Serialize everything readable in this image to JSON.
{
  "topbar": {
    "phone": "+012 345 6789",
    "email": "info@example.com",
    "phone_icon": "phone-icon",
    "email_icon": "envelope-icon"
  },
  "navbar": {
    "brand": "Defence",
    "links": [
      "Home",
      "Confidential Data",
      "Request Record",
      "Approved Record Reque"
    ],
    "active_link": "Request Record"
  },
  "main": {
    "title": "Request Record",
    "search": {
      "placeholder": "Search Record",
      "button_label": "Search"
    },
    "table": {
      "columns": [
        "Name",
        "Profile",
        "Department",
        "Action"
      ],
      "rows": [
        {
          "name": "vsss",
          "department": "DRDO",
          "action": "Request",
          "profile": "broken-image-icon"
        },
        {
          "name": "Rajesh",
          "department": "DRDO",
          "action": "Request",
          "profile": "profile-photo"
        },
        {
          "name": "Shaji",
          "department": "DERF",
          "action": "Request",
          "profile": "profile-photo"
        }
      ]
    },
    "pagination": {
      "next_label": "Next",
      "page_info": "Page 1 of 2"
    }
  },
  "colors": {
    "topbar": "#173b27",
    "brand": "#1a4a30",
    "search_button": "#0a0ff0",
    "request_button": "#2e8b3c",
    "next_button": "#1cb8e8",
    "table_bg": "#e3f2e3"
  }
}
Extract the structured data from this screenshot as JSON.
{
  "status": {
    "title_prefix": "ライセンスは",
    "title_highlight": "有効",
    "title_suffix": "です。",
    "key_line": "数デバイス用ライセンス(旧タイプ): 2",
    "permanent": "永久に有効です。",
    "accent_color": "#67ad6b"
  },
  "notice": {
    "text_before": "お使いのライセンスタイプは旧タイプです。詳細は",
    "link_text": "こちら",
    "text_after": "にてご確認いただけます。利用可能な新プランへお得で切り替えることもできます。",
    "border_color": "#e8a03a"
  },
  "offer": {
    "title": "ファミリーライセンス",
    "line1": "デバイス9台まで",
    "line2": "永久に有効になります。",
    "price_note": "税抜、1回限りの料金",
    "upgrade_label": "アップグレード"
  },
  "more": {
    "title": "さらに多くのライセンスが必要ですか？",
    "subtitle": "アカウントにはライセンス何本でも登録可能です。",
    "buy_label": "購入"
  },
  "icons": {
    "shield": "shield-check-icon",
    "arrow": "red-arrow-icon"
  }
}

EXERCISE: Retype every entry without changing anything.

EXERCISE RESPONSE:
Serialize everything readable in this image to JSON.
{
  "topbar": {
    "phone": "+012 345 6789",
    "email": "info@example.com",
    "phone_icon": "phone-icon",
    "email_icon": "envelope-icon"
  },
  "navbar": {
    "brand": "Defence",
    "links": [
      "Home",
      "Confidential Data",
      "Request Record",
      "Approved Record Reque"
    ],
    "active_link": "Request Record"
  },
  "main": {
    "title": "Request Record",
    "search": {
      "placeholder": "Search Record",
      "button_label": "Search"
    },
    "table": {
      "columns": [
        "Name",
        "Profile",
        "Department",
        "Action"
      ],
      "rows": [
        {
          "name": "vsss",
          "department": "DRDO",
          "action": "Request",
          "profile": "broken-image-icon"
        },
        {
          "name": "Rajesh",
          "department": "DRDO",
          "action": "Request",
          "profile": "profile-photo"
        },
        {
          "name": "Shaji",
          "department": "DERF",
          "action": "Request",
          "profile": "profile-photo"
        }
      ]
    },
    "pagination": {
      "next_label": "Next",
      "page_info": "Page 1 of 2"
    }
  },
  "colors": {
    "topbar": "#173b27",
    "brand": "#1a4a30",
    "search_button": "#0a0ff0",
    "request_button": "#2e8b3c",
    "next_button": "#1cb8e8",
    "table_bg": "#e3f2e3"
  }
}
Extract the structured data from this screenshot as JSON.
{
  "status": {
    "title_prefix": "ライセンスは",
    "title_highlight": "有効",
    "title_suffix": "です。",
    "key_line": "数デバイス用ライセンス(旧タイプ): 2",
    "permanent": "永久に有効です。",
    "accent_color": "#67ad6b"
  },
  "notice": {
    "text_before": "お使いのライセンスタイプは旧タイプです。詳細は",
    "link_text": "こちら",
    "text_after": "にてご確認いただけます。利用可能な新プランへお得で切り替えることもできます。",
    "border_color": "#e8a03a"
  },
  "offer": {
    "title": "ファミリーライセンス",
    "line1": "デバイス9台まで",
    "line2": "永久に有効になります。",
    "price_note": "税抜、1回限りの料金",
    "upgrade_label": "アップグレード"
  },
  "more": {
    "title": "さらに多くのライセンスが必要ですか？",
    "subtitle": "アカウントにはライセンス何本でも登録可能です。",
    "buy_label": "購入"
  },
  "icons": {
    "shield": "shield-check-icon",
    "arrow": "red-arrow-icon"
  }
}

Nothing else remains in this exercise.